[PROBLEM REQUIREMENTS]: The answer must be every record below, reproduced exactly.

[Entries from a dataset of interfaces]:
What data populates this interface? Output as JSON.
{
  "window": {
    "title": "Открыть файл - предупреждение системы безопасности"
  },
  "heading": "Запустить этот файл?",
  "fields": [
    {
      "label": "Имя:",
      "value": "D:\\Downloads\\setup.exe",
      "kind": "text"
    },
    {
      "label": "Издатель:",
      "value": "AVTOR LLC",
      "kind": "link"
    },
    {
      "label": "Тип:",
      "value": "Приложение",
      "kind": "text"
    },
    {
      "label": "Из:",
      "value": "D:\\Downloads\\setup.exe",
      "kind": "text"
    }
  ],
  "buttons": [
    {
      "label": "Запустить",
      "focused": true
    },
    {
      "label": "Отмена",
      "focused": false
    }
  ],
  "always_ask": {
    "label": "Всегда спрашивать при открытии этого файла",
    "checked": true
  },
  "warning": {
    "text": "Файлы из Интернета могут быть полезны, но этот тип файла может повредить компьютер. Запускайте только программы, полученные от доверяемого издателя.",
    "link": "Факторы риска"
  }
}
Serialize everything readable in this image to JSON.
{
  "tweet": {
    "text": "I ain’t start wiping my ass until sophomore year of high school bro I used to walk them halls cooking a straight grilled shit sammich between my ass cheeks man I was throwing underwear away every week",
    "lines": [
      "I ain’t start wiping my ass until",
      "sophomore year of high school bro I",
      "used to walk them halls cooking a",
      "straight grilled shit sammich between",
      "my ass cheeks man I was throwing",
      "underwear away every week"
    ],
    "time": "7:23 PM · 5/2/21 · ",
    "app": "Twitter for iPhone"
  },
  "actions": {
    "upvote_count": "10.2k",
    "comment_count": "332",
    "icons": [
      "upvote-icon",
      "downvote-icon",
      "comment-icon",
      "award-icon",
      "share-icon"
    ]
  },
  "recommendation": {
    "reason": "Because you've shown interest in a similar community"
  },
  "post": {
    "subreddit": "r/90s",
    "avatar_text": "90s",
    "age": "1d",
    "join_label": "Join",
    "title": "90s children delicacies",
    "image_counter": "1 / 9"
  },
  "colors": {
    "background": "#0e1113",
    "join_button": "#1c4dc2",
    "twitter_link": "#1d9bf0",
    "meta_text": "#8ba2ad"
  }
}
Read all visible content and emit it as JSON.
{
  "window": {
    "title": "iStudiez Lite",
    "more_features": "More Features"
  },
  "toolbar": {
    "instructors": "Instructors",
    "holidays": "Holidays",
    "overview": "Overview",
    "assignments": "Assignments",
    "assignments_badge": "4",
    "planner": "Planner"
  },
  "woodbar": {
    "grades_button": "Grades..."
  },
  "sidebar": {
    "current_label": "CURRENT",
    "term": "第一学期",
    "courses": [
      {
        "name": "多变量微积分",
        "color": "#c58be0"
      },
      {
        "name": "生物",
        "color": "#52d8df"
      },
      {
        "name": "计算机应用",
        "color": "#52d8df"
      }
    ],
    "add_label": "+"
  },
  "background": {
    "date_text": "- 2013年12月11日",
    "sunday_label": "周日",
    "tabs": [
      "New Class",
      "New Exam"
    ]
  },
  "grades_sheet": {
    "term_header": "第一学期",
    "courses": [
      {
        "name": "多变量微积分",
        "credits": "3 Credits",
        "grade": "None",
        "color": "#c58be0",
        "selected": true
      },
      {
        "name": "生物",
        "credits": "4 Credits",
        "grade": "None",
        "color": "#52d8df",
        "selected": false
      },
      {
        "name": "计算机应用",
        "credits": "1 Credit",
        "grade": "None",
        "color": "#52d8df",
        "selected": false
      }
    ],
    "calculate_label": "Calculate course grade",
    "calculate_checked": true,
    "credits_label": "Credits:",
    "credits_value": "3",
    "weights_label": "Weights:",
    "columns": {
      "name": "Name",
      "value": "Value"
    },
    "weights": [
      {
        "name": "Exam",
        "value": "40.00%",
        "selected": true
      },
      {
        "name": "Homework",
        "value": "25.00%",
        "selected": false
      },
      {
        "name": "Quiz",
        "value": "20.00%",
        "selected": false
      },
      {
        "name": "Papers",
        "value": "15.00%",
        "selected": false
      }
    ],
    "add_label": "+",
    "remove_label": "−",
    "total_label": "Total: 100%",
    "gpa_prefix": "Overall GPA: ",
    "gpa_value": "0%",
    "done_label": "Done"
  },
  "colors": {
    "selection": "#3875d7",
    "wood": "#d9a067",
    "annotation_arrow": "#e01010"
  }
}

[SOLUTION TO THIS PROBLEM]:
What data populates this interface? Output as JSON.
{
  "window": {
    "title": "Открыть файл - предупреждение системы безопасности"
  },
  "heading": "Запустить этот файл?",
  "fields": [
    {
      "label": "Имя:",
      "value": "D:\\Downloads\\setup.exe",
      "kind": "text"
    },
    {
      "label": "Издатель:",
      "value": "AVTOR LLC",
      "kind": "link"
    },
    {
      "label": "Тип:",
      "value": "Приложение",
      "kind": "text"
    },
    {
      "label": "Из:",
      "value": "D:\\Downloads\\setup.exe",
      "kind": "text"
    }
  ],
  "buttons": [
    {
      "label": "Запустить",
      "focused": true
    },
    {
      "label": "Отмена",
      "focused": false
    }
  ],
  "always_ask": {
    "label": "Всегда спрашивать при открытии этого файла",
    "checked": true
  },
  "warning": {
    "text": "Файлы из Интернета могут быть полезны, но этот тип файла может повредить компьютер. Запускайте только программы, полученные от доверяемого издателя.",
    "link": "Факторы риска"
  }
}
Serialize everything readable in this image to JSON.
{
  "tweet": {
    "text": "I ain’t start wiping my ass until sophomore year of high school bro I used to walk them halls cooking a straight grilled shit sammich between my ass cheeks man I was throwing underwear away every week",
    "lines": [
      "I ain’t start wiping my ass until",
      "sophomore year of high school bro I",
      "used to walk them halls cooking a",
      "straight grilled shit sammich between",
      "my ass cheeks man I was throwing",
      "underwear away every week"
    ],
    "time": "7:23 PM · 5/2/21 · ",
    "app": "Twitter for iPhone"
  },
  "actions": {
    "upvote_count": "10.2k",
    "comment_count": "332",
    "icons": [
      "upvote-icon",
      "downvote-icon",
      "comment-icon",
      "award-icon",
      "share-icon"
    ]
  },
  "recommendation": {
    "reason": "Because you've shown interest in a similar community"
  },
  "post": {
    "subreddit": "r/90s",
    "avatar_text": "90s",
    "age": "1d",
    "join_label": "Join",
    "title": "90s children delicacies",
    "image_counter": "1 / 9"
  },
  "colors": {
    "background": "#0e1113",
    "join_button": "#1c4dc2",
    "twitter_link": "#1d9bf0",
    "meta_text": "#8ba2ad"
  }
}
Read all visible content and emit it as JSON.
{
  "window": {
    "title": "iStudiez Lite",
    "more_features": "More Features"
  },
  "toolbar": {
    "instructors": "Instructors",
    "holidays": "Holidays",
    "overview": "Overview",
    "assignments": "Assignments",
    "assignments_badge": "4",
    "planner": "Planner"
  },
  "woodbar": {
    "grades_button": "Grades..."
  },
  "sidebar": {
    "current_label": "CURRENT",
    "term": "第一学期",
    "courses": [
      {
        "name": "多变量微积分",
        "color": "#c58be0"
      },
      {
        "name": "生物",
        "color": "#52d8df"
      },
      {
        "name": "计算机应用",
        "color": "#52d8df"
      }
    ],
    "add_label": "+"
  },
  "background": {
    "date_text": "- 2013年12月11日",
    "sunday_label": "周日",
    "tabs": [
      "New Class",
      "New Exam"
    ]
  },
  "grades_sheet": {
    "term_header": "第一学期",
    "courses": [
      {
        "name": "多变量微积分",
        "credits": "3 Credits",
        "grade": "None",
        "color": "#c58be0",
        "selected": true
      },
      {
        "name": "生物",
        "credits": "4 Credits",
        "grade": "None",
        "color": "#52d8df",
        "selected": false
      },
      {
        "name": "计算机应用",
        "credits": "1 Credit",
        "grade": "None",
        "color": "#52d8df",
        "selected": false
      }
    ],
    "calculate_label": "Calculate course grade",
    "calculate_checked": true,
    "credits_label": "Credits:",
    "credits_value": "3",
    "weights_label": "Weights:",
    "columns": {
      "name": "Name",
      "value": "Value"
    },
    "weights": [
      {
        "name": "Exam",
        "value": "40.00%",
        "selected": true
      },
      {
        "name": "Homework",
        "value": "25.00%",
        "selected": false
      },
      {
        "name": "Quiz",
        "value": "20.00%",
        "selected": false
      },
      {
        "name": "Papers",
        "value": "15.00%",
        "selected": false
      }
    ],
    "add_label": "+",
    "remove_label": "−",
    "total_label": "Total: 100%",
    "gpa_prefix": "Overall GPA: ",
    "gpa_value": "0%",
    "done_label": "Done"
  },
  "colors": {
    "selection": "#3875d7",
    "wood": "#d9a067",
    "annotation_arrow": "#e01010"
  }
}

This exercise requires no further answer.